MATERIAL FOR THE TASK:
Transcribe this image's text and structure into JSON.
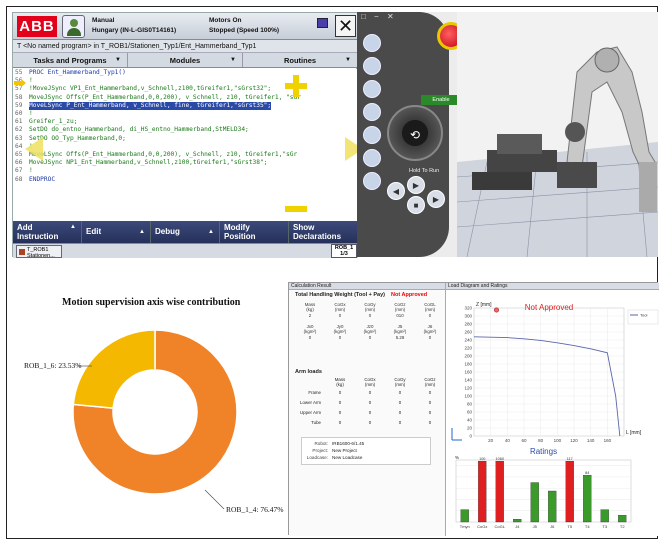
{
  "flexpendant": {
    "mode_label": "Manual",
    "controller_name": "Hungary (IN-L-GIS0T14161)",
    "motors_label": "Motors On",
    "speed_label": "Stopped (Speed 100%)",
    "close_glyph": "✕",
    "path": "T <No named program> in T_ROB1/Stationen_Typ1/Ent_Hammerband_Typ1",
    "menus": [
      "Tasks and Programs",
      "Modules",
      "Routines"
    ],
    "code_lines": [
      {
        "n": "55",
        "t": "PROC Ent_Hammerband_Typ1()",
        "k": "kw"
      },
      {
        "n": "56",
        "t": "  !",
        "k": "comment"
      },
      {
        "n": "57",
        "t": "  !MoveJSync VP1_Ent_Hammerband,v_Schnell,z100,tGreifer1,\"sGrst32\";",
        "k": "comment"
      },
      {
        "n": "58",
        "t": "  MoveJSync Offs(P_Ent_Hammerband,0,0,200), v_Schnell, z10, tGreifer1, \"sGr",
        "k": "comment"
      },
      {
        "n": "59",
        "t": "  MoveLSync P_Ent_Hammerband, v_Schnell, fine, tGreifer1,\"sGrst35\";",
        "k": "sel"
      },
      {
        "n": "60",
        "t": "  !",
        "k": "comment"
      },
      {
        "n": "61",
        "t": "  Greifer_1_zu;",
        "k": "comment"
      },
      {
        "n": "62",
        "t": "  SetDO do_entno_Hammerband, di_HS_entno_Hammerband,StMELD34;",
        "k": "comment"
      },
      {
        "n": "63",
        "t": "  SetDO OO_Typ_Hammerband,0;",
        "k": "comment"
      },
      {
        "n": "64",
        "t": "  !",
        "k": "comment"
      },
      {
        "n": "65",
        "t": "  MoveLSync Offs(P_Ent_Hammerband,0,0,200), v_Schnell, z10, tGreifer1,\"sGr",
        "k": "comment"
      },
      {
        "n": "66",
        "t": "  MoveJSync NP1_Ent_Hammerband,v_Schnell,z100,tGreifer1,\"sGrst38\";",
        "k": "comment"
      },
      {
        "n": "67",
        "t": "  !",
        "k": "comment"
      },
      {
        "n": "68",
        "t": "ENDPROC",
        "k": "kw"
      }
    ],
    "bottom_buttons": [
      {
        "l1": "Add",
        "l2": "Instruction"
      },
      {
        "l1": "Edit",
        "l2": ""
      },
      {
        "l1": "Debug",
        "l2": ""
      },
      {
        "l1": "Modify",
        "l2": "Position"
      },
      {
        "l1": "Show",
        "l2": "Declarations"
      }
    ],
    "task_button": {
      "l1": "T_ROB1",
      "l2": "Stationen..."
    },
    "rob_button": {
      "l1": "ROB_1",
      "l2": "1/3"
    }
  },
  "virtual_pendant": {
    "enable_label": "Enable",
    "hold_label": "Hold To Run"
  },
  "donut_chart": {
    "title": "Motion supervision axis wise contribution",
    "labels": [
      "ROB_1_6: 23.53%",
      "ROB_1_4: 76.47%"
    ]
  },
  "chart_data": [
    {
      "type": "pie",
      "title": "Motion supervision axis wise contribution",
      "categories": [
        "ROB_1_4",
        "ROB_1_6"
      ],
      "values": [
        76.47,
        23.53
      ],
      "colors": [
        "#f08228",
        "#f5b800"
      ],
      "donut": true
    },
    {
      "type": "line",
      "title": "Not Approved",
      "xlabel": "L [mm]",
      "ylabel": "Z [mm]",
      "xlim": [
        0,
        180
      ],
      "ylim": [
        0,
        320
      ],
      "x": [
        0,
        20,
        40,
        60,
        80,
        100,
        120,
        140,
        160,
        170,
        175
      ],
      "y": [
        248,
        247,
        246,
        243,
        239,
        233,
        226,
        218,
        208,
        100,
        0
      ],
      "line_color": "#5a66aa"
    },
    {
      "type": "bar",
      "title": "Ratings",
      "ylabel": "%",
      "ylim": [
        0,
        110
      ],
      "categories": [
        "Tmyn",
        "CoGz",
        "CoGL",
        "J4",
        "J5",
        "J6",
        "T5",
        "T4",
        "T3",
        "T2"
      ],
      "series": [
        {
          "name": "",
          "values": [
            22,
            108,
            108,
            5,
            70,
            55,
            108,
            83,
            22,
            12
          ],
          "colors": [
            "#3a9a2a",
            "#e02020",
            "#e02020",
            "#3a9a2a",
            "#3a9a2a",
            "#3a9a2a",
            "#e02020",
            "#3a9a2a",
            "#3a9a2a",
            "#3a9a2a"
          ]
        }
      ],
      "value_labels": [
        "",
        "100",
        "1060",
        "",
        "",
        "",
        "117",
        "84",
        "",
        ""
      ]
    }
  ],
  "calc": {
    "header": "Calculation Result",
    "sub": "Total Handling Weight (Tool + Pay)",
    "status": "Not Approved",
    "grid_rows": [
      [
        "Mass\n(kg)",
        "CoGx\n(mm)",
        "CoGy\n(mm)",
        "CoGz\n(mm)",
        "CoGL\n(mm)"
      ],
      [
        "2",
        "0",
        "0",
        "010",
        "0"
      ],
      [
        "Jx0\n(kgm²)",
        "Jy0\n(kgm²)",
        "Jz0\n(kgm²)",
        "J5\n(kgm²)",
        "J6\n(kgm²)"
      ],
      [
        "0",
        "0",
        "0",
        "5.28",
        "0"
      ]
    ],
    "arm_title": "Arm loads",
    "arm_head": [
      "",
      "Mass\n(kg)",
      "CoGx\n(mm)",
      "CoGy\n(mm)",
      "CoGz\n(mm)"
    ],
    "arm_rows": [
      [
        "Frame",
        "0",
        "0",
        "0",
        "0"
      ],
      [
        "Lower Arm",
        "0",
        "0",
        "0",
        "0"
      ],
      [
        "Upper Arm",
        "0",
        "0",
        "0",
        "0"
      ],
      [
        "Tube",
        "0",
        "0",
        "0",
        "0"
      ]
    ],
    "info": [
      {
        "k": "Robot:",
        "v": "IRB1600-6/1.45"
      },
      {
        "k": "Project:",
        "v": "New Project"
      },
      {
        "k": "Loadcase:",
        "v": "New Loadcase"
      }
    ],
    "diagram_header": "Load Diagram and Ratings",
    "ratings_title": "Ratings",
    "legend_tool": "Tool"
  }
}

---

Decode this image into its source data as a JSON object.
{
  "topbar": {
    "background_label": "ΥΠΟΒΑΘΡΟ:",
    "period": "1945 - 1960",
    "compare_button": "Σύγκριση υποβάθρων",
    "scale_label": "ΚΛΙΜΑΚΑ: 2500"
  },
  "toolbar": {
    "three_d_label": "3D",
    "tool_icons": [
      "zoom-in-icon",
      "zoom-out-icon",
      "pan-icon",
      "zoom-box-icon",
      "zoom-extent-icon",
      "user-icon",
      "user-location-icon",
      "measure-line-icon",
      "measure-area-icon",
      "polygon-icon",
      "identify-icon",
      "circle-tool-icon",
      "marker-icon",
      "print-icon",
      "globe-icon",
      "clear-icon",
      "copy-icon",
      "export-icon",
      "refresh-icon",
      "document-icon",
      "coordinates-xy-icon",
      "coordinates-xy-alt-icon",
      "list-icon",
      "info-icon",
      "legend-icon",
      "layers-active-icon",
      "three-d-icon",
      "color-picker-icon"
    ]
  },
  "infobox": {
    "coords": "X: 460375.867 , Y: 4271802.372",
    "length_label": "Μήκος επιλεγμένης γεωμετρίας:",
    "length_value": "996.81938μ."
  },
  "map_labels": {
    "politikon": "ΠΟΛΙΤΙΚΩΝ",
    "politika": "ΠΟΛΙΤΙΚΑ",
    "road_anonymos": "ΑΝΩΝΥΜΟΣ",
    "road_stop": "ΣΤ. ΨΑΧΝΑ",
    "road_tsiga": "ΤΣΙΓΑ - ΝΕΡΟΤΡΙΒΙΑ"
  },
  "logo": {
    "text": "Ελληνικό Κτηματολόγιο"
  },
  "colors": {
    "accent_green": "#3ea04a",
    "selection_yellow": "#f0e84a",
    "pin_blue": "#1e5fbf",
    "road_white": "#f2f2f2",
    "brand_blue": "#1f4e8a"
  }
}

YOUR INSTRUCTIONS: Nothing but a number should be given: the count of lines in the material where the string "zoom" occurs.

SOLUTION: 4